[Available data]

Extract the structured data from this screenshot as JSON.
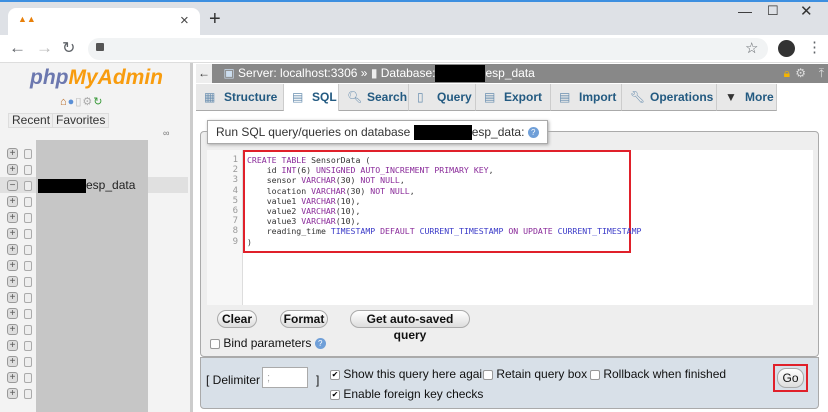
{
  "browser": {
    "tab_close": "×",
    "new_tab": "+"
  },
  "sidebar": {
    "logo_php": "php",
    "logo_myadmin": "MyAdmin",
    "recent": "Recent",
    "favorites": "Favorites",
    "selected_db_suffix": "esp_data",
    "tree_count": 16,
    "selected_index": 2
  },
  "breadcrumb": {
    "server": "Server: localhost:3306",
    "sep": "»",
    "database_label": "Database:",
    "database_suffix": "esp_data"
  },
  "tabs": [
    {
      "label": "Structure",
      "icon": "structure-icon"
    },
    {
      "label": "SQL",
      "icon": "sql-icon",
      "active": true
    },
    {
      "label": "Search",
      "icon": "search-icon"
    },
    {
      "label": "Query",
      "icon": "query-icon"
    },
    {
      "label": "Export",
      "icon": "export-icon"
    },
    {
      "label": "Import",
      "icon": "import-icon"
    },
    {
      "label": "Operations",
      "icon": "wrench-icon"
    },
    {
      "label": "More",
      "icon": "triangle-down-icon"
    }
  ],
  "sql": {
    "legend_prefix": "Run SQL query/queries on database",
    "legend_suffix": "esp_data:",
    "lines": [
      "CREATE TABLE SensorData (",
      "    id INT(6) UNSIGNED AUTO_INCREMENT PRIMARY KEY,",
      "    sensor VARCHAR(30) NOT NULL,",
      "    location VARCHAR(30) NOT NULL,",
      "    value1 VARCHAR(10),",
      "    value2 VARCHAR(10),",
      "    value3 VARCHAR(10),",
      "    reading_time TIMESTAMP DEFAULT CURRENT_TIMESTAMP ON UPDATE CURRENT_TIMESTAMP",
      ")"
    ],
    "clear": "Clear",
    "format": "Format",
    "autosaved": "Get auto-saved query",
    "bind_params": "Bind parameters"
  },
  "options": {
    "delimiter_label": "[ Delimiter",
    "delimiter_value": ";",
    "delimiter_close": "]",
    "show_query": "Show this query here again",
    "show_query_checked": true,
    "retain": "Retain query box",
    "retain_checked": false,
    "rollback": "Rollback when finished",
    "rollback_checked": false,
    "fk_checks": "Enable foreign key checks",
    "fk_checked": true,
    "go": "Go"
  }
}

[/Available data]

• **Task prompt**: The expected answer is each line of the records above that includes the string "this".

• **Solution to the problem**:
Extract the structured data from this screenshot as JSON.
    "show_query": "Show this query here again",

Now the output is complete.